Reuters blog archive
Russian President Vladimir Putin and Ukrainian President Poroshenko are due to meet on the sidelines of the EU/Asia summit in Milan today to try to find a way out of the Ukraine crisis.
Germany’s Angela Merkel and French President Hollande will also meet the pair as part of a four-way contact group. The Kremlin has just said Putin and Merkel have "serious differences".
Although Putin announced this week that Russian forces near the border with Ukraine would be pulled back, Western officials want to see clear evidence that Moscow is withdrawing troops and military equipment from east Ukraine.
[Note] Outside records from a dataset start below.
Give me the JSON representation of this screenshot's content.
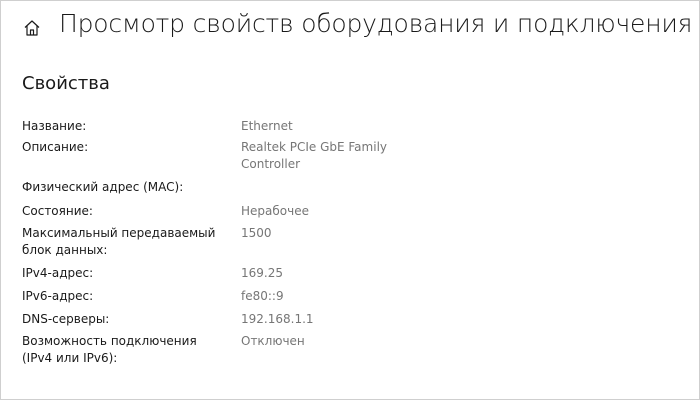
{
  "header": {
    "title": "Просмотр свойств оборудования и подключения"
  },
  "section": {
    "title": "Свойства"
  },
  "properties": [
    {
      "label": "Название:",
      "value": "Ethernet"
    },
    {
      "label": "Описание:",
      "value": "Realtek PCIe GbE Family Controller"
    },
    {
      "label": "Физический адрес (MAC):",
      "value": ""
    },
    {
      "label": "Состояние:",
      "value": "Нерабочее"
    },
    {
      "label": "Максимальный передаваемый блок данных:",
      "value": "1500"
    },
    {
      "label": "IPv4-адрес:",
      "value": "169.25"
    },
    {
      "label": "IPv6-адрес:",
      "value": "fe80::9"
    },
    {
      "label": "DNS-серверы:",
      "value": "192.168.1.1"
    },
    {
      "label": "Возможность подключения (IPv4 или IPv6):",
      "value": "Отключен"
    }
  ],
  "icons": {
    "home": "home-icon"
  }
}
The Ukrainian and Russian presidents spoke by telephone on Tuesday and discussed measures to restore peace.
The other big question is whether gas supplies to western Europe from Russia, via Ukraine, will continue unchecked through the winter. Any interruption would deal another blow to already struggling EU economies. On Thursday, Putin threatened to cut gas supplies to Europe if Ukraine steals from the transit pipeline to cover its own needs.
The European Court of Justice holds a first hearing on the legality of the European Central Bank's Outright Monetary Transactions programme. There won’t be anything definitive today but it serves to rekindle debate about the limits of the ECB’s powers.
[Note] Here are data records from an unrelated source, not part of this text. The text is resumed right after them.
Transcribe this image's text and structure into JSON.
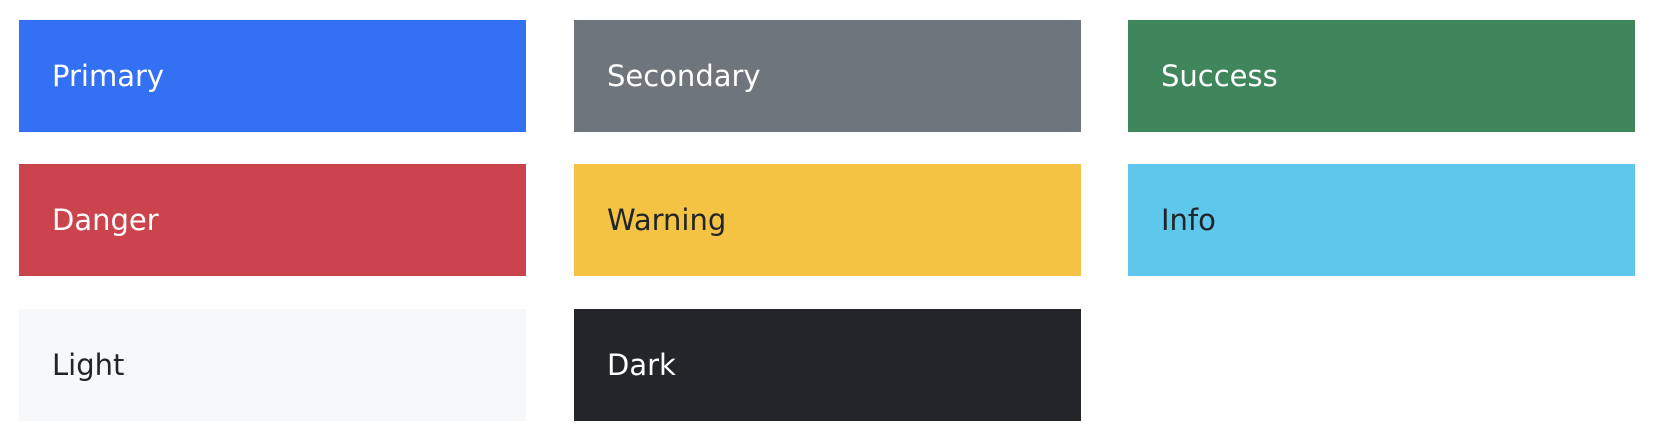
{
  "swatches": [
    {
      "label": "Primary",
      "bg": "#3470f3",
      "fg": "#ffffff"
    },
    {
      "label": "Secondary",
      "bg": "#6e757d",
      "fg": "#ffffff"
    },
    {
      "label": "Success",
      "bg": "#40865c",
      "fg": "#ffffff"
    },
    {
      "label": "Danger",
      "bg": "#cb444d",
      "fg": "#ffffff"
    },
    {
      "label": "Warning",
      "bg": "#f4c343",
      "fg": "#212529"
    },
    {
      "label": "Info",
      "bg": "#5dc7ec",
      "fg": "#212529"
    },
    {
      "label": "Light",
      "bg": "#f7f8fa",
      "fg": "#212529"
    },
    {
      "label": "Dark",
      "bg": "#232529",
      "fg": "#ffffff"
    }
  ]
}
In February, the German Constitutional Court asked the European Court to rule on the legality of OMT, the mechanism that drew a line under the euro zone crisis when it was unveiled in 2012. The court may give guidance about how best to make a final ruling which is expected in late spring next year.
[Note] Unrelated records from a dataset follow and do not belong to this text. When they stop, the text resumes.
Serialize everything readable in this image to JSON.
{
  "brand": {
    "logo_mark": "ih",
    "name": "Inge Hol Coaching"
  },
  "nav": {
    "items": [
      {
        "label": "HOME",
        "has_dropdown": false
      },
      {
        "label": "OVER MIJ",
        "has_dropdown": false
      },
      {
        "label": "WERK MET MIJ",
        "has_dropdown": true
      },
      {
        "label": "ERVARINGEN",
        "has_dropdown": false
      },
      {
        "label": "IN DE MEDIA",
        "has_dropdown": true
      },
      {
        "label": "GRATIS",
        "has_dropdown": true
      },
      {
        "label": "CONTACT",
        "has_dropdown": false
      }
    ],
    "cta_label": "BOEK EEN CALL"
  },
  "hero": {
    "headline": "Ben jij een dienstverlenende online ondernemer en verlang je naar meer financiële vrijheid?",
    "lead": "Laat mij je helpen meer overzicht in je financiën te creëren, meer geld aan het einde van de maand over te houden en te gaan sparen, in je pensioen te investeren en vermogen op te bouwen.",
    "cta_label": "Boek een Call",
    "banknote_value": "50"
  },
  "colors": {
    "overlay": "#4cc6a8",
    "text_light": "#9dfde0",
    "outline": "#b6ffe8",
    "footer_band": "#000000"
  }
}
By Edward Hadas
The author is a Reuters Breakingviews columnist. The opinions expressed are his own.
The great divergence may be about to come to an end. For investors in almost everything but the safest bonds, that is bad news.
U.S. air strikes in Syria continued overnight with a monitoring group saying at least 14 Islamic State fighters were killed.
Having sat out so far, Britain said it would join strikes against militants but only in Iraq for now – which has asked for such help – not Syria. IS holds swathes of land in both countries.
It’s ECB day and after Mario Draghi’s recent dramatic utterances, expectation for fresh action has grown, expectations which are likely largely to be dashed.
Draghi told the world’s central banking elite in Jackson Hole last month that market inflation expectations were falling markedly and the European Central Bank would use everything in its power to stabilize them in order to avoid a deflationary spiral. He also ripped up central banking orthodoxy by calling for more fiscal spending by governments at the same time as redoubling economic reform efforts. How to read that?
A glut of euro zone GDP data is landing confirming a markedly poor second quarter for the currency area.
The mighty German economy has shrunk by 0.2 percent on the quarter, undercutting the Bundesbank’s forecast of stagnation. Foreign trade and investment were notable weak spots and the signs are they may not improve soon.
Mostly bereft of policy options except for outright quantitative easing, European Central Bank President Mario Draghi hopes that hundreds of billions of euros more in cheap loans to banks will boost inflation.
The jury will be out for a long time before we get any decision on whether they have worked.
European Central Bank President Mario Draghi makes a lengthy appearance in the European Parliament in Strasbourg. He will doubtless reassert that the ECB would start printing money if necessary but, as we reported last week, policymakers are fervently hoping they won’t have to and that a raft of measures announced in June will do enough to lift the economy and inflation.
Bundesbank chief Jens Weidmann fired another broadside over the weekend, saying rates were too low for Germany and policy should remain expansive for no longer than absolutely necessary.
European Central Bank President Mario Draghi will deliver an evening keynote speech in London – the scene for his game-changing “whatever it takes” declaration in 2012.
He is unlikely to come up with anything so dramatic this time but is clearly trying to convince that the ECB could yet start printing money if required to avert deflation.
European Commission president-elect Jean-Claude Juncker will hold talks with the various political groupings in the European Parliament as he seeks to develop policy positions. Most interesting would be indications about which way he is bending in the growth versus austerity debate.
Italy’s Matteo Renzi, resurgent after a strong performance in May’s EU elections, is pressing for a focus on measures to get the euro zone economy firing and has even managed to get Germany to talk the talk. But any leeway will be within the existing debt rules, not by writing new ones.